**What is needed**:
Every line of the data below needs to be reproduced exactly.

■ ■ ■ ■

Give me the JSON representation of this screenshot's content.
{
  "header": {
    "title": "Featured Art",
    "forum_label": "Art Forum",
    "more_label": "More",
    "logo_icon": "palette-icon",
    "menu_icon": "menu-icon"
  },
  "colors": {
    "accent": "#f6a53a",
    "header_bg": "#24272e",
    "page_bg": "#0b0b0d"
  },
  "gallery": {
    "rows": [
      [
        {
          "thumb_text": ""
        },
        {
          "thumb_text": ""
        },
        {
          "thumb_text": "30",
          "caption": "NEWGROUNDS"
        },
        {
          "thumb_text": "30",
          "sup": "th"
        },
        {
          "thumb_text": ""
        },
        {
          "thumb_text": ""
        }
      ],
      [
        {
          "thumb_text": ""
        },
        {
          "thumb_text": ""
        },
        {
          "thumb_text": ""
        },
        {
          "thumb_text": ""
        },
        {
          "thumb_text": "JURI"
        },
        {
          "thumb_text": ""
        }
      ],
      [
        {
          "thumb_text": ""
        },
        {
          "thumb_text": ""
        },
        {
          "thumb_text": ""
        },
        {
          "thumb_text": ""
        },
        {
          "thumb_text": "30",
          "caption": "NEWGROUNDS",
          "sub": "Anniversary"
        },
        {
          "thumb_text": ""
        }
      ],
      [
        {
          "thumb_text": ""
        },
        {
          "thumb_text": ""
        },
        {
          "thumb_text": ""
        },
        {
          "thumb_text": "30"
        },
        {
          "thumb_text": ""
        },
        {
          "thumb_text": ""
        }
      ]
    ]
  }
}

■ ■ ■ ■

**Task solution**:
Give me the JSON representation of this screenshot's content.
{
  "header": {
    "title": "Featured Art",
    "forum_label": "Art Forum",
    "more_label": "More",
    "logo_icon": "palette-icon",
    "menu_icon": "menu-icon"
  },
  "colors": {
    "accent": "#f6a53a",
    "header_bg": "#24272e",
    "page_bg": "#0b0b0d"
  },
  "gallery": {
    "rows": [
      [
        {
          "thumb_text": ""
        },
        {
          "thumb_text": ""
        },
        {
          "thumb_text": "30",
          "caption": "NEWGROUNDS"
        },
        {
          "thumb_text": "30",
          "sup": "th"
        },
        {
          "thumb_text": ""
        },
        {
          "thumb_text": ""
        }
      ],
      [
        {
          "thumb_text": ""
        },
        {
          "thumb_text": ""
        },
        {
          "thumb_text": ""
        },
        {
          "thumb_text": ""
        },
        {
          "thumb_text": "JURI"
        },
        {
          "thumb_text": ""
        }
      ],
      [
        {
          "thumb_text": ""
        },
        {
          "thumb_text": ""
        },
        {
          "thumb_text": ""
        },
        {
          "thumb_text": ""
        },
        {
          "thumb_text": "30",
          "caption": "NEWGROUNDS",
          "sub": "Anniversary"
        },
        {
          "thumb_text": ""
        }
      ],
      [
        {
          "thumb_text": ""
        },
        {
          "thumb_text": ""
        },
        {
          "thumb_text": ""
        },
        {
          "thumb_text": "30"
        },
        {
          "thumb_text": ""
        },
        {
          "thumb_text": ""
        }
      ]
    ]
  }
}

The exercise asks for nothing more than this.